These days, keeping up with games can be a full-time job. So how do you separate the signal from the noise, the wheat from the chaff, the Temple Runs from the Temple Jumps? Allow us to help by regularly selecting a game You Should Play.
Swedish studio Mediocre has become one of my favorite mobile game makers thanks to a pair of seriously addictive original experiences: Smash Hit is a dazzling endless glass-shattering arcade affair, while Does Not Commute is an unexpectedly hilarious game about routing traffic through cities. Despite being very different games, both feature a very similar (and smart) free-to-play model.
After this mini-table is another section with flippers, and another, and another…
And here’s another: PinOut is the studio’s latest inventive and impeccably-crafted iOS game, and it breaks past the confines of the classic pinball table to turn the familiar flipper-tapping game into an endless experience. Instead of bouncing the ball off of bumpers for points, you’ll guide it ever ahead across ramps and around obstacles to notch the farthest distance you can before time expires.
PinOut also scraps the look of classic pinball machines to take on a more stylized, neon-soaked aesthetic, made all the more pleasing when paired with heavy synth beats.
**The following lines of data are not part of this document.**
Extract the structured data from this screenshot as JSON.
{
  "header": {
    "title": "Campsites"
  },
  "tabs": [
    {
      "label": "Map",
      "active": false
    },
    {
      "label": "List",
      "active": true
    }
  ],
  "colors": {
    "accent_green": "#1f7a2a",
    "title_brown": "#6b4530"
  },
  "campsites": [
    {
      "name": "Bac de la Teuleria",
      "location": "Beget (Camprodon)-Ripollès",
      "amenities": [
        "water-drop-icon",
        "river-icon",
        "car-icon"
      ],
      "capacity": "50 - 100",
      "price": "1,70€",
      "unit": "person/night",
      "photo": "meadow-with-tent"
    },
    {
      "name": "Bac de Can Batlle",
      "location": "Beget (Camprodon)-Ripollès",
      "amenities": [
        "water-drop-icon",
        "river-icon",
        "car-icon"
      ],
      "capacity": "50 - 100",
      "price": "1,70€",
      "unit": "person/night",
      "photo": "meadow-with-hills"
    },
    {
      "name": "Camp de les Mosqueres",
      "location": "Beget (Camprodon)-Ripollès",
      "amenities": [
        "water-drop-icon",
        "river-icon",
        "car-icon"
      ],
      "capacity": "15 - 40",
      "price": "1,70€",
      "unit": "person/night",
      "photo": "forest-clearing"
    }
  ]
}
The aforementioned free-to-play model also works wonders here, letting you play as much as you’d like for free or opt to spend a couple bucks to add checkpoints. It’s completely optional, yet totally worth it.
Looking for a new iPhone obsession? You might find it with PinOut. Here are three ways in which Mediocre’s latest App Store entry delights and dazzles.
Grab all the bonus time you can to extend your run.
It’s a unique spin: Putting traditionally-designed pinball tables on your iPhone or iPad has proven popular and surprisingly effective, as seen in Zen Pinball for example, but PinOut isn’t that kind of game. It still has an arcade sensibility about it, but instead of trying to set a max score with the limited balls you’re provided, you’ll instead try to propel the ball as far ahead as possible before time runs out.
Luckily, you have control over not only the ball, but also time—to some extent. Certain paths ahead are lined with time bonuses that extend the clock, while other ramps are empty. In other words, you’ll need to flip with precision to make the most of each new area you’re in and ensure that you pick up as much extra time as possible. On the other hand, the goal is to keep progressing forward, so you also can’t dawdle too much trying to get the ball down one particular ramp.
Little mini-games up top break up the action while providing extra time to your tally.
It’s slick and stylish: PinOut has a very Tron-like aesthetic, with the pulsing glow of neon lights in an original digital world. It’s garish in a pleasing, 1980s sort of way, and it fits well with the momentum of the game. As mentioned before, the throbbing synth lines and beats also help in that arena, along with electronic drum-like sound effects that emanate from bounces and hits on the board.
While PinOut largely scraps the classic pinball visual language, even adding power-ups that can slow down gameplay or pause the clock, it does keep one very cool tribute to classic tables: mini-games on a wide, pixelated display. You’ll tap left or right to dodge cars in traffic, say, or blast incoming asteroids with a spaceship. They’re simple breaks in the action, but you can earn a lot of extra time in the process.
Spend a couple bucks and you’ll unlock checkpoints so you’re not always starting over.
It’s free-to-play (…or pay!): Mediocre really cracked the code for adding a meaningful premium enhancement to a free-to-play game, all without diminishing the free experience. It might not work for all types of games, but it works extremely well for their games, and it does so here again. Essentially, you can play as much as you want without spending a penny, but you’ll have to start over when time runs out. That means you’ll play for longer stretches before seeing newer terrain, and end up playing in those same early levels over and over again.
Spending $2, however, adds checkpoints after each completed world, allowing you to pick back up in that spot with the highest time tally you’ve had at that point in the past. This changes the flow of the game, letting you work on polishing your clock count section by section, and pick back up in the spot where you might have the best chance to make some real progress. It’s a worthwhile purchase, for sure, and it not only empowers the game but also helps ensure that Mediocre can keep making gems like this. Yes, please!
Source: Mac World